When John Loughney saw a picture of a Harper at the Animal Welfare League of Arlington, he knew she was going to be his dog. What he didn’t know was that he would have an early and abrupt goodbye with his best friend six years later, when Harper was diagnosed with cancer.
She licked my hand and I felt a little bump on her tongue. It was maybe the size of a pencil tip. It was teeny. I called the vet and they said to keep an eye on it. In about a month it doubled in size to maybe the size of a pencil eraser. The vet then suggested, in late March, that we remove it for biopsy. That’s when it all went down hill. About a week later the results came back and it was not good. The vet mentioned this was a type of oral melanoma and there wasn’t really much that could be done. It was aggressive. I broke down in the vets office. I broke down in the car. I cried all day at home. I didn’t know what to do.

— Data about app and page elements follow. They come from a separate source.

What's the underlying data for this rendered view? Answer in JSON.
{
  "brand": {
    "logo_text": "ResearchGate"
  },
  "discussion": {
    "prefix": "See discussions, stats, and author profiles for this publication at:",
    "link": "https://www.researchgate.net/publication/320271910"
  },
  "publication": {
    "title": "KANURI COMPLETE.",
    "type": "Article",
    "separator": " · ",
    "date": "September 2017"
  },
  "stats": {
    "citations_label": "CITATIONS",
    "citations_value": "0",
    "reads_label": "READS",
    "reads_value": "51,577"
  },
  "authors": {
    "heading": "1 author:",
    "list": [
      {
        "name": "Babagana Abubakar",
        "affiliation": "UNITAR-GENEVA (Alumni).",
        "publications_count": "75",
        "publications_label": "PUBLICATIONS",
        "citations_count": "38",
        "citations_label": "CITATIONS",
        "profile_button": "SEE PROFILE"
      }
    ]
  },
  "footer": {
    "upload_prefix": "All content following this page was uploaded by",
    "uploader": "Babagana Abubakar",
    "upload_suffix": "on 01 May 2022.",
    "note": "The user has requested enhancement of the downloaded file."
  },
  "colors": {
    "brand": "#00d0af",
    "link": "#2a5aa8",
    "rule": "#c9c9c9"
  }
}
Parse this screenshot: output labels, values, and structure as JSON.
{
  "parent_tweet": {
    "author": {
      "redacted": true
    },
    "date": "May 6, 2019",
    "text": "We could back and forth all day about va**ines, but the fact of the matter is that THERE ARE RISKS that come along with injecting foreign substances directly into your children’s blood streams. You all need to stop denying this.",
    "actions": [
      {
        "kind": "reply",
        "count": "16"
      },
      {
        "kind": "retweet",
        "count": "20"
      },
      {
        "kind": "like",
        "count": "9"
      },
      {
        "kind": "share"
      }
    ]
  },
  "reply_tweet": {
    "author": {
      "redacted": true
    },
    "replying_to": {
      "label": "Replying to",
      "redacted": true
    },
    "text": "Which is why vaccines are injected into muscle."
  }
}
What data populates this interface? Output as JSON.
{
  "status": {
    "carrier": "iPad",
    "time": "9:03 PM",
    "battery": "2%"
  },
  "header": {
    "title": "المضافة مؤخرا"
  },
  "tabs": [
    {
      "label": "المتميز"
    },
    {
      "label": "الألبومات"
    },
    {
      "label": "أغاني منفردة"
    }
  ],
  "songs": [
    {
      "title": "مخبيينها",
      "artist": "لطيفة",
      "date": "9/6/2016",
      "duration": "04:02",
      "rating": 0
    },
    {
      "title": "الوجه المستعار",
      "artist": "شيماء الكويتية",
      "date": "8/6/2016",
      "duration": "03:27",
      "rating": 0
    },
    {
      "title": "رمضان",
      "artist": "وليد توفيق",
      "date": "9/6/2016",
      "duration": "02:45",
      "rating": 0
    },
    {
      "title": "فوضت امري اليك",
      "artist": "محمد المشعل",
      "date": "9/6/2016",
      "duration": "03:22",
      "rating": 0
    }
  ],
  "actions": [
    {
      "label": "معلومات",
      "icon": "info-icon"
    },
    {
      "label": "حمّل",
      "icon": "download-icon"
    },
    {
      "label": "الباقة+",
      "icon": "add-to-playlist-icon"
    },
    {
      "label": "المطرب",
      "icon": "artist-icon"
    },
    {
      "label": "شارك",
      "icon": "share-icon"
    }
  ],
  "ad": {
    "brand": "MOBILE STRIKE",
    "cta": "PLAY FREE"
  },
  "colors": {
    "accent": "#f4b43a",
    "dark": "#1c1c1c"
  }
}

Loughney was heartbroken, but Harper was still the smiling, happy pup she always had been. Inspired by the Cocker-mix’s vitality, Loughney was determined to make their remaining time together as joyful as possible. In order to alleviate some of his sorrow, Loughney wrote a letter and posted it to his Facebook page:
“My heart is shattered as I write this.
It’s not often that we meet people who have a life changing impact on us, let alone meet an animal who makes us a better human. As you all may know (based on my posts) Harper is the most special thing that has ever happened to me. She brings me such light and joy that no one person or thing could ever provide. She is my sidekick, my wingman, my accomplice, my coffee date, my Princess of Wiggles.
Sadly, this prince can’t quite rescue his maiden.
As few know, it’s been an incredibly rough few weeks as she has been diagnosed with an aggressive form of cancer. The outlook is grim and all we can do is take it day by day. I. Hate. Cancer. I don’t know what to expect, but I am going to do all I can to live it up in the time we have. There are still squirrels to be chased in Lincoln Park and and arch-nemesis mockingbirds perched on street signs that need to be taught a lesson or two. Harper has a simple bucket list that I’m certain is filled with friends, belly rubs, walks through her favorite parks, lots of stuffed toys to rip apart and quality time with her blue squeaky ball; her most prized possession that she secretly stole from someone’s yard years ago. I plan to check off each item on that list. And then some.
Harper has been the most consistent relationship of my life. That is a fact. We share a bed. We share meals. We are best friends. We are a family. She brought out my inner optimist and stomped on the realist. She has taught me to not make excuses. She has taught me to be present. She has taught me what love really is. She stole my heart in a single beat. She has taught me mornings are a gift and should be treated as such. She has taught me patience. She has taught me to be an adult. She is currently teaching me that snoring can be the most precious sound to hear at 2am as you lie awake and reflect. The list goes on.
I absolutely hate that it has had to come to this, but I’m trying to find light in a shitty situation. I must pick up the pieces. For her. For the time we have now. For this journey we are on. It’s with great hesitation that I put this “out there,” but she has been an ever present presence in my life (and many of yours) and I didn’t want that to simply disappear or wash away, without tribute. I’m not fishing for sympathy. I’m not sure I can handle that, honestly. I’m looking to find personal solace in writing this down, opening up and moving forward. In recent times, I seem to have forgotten how healing this can feel.
Through surgery and endless tests, her tail never stopped wagging and I’m going to do all I can to make sure it never does. I believe if you put positive energy out into the world it comes back to you. I ask that each of you who reads this tries to bring just a speck of the joy that she has brought me to anyone or anything in the coming days, weeks, months, lifetimes…She never sees spreading happiness as a chore. She just does.
Give hugs. Tell jokes. Write a letter. Pick flowers. Share a compliment. Free things. I mean this. Harper has never had a dollar to her name and has made me feel like a millionaire. I pray that her energy lives on long after she waves goodbye. It simply has to. I rescued her when she was 2. She’ll be 8 in June. In this ever tangled tragic fairytale, it was indeed the princess who rescued her prince.”
Loughney saw the post as a sort of contract to Harper, promising that her quality of life would never falter, despite her failing health. “On her last day, she walked into the vet still wagging her tail.” He told BarkPost, “I knew I held up my end of the bargain.”
Harper passed away in the fall, but her memory lives on in the beautiful video tribute Loughney made for her:
Loughney is still in the habit of saving his last bite of food for Harper, and feels the absence of her head in his lap every time he sits on the couch, but he hopes that his video will inspire other people to adopt as well. Despite their limited time together, rescuing Harper was the best thing Loughney has ever done.
“She was my best friend. I want her spirit to live on. Someone might be inspired to rescue like I did. If one more dog’s life is saved, it’ll be worth it.”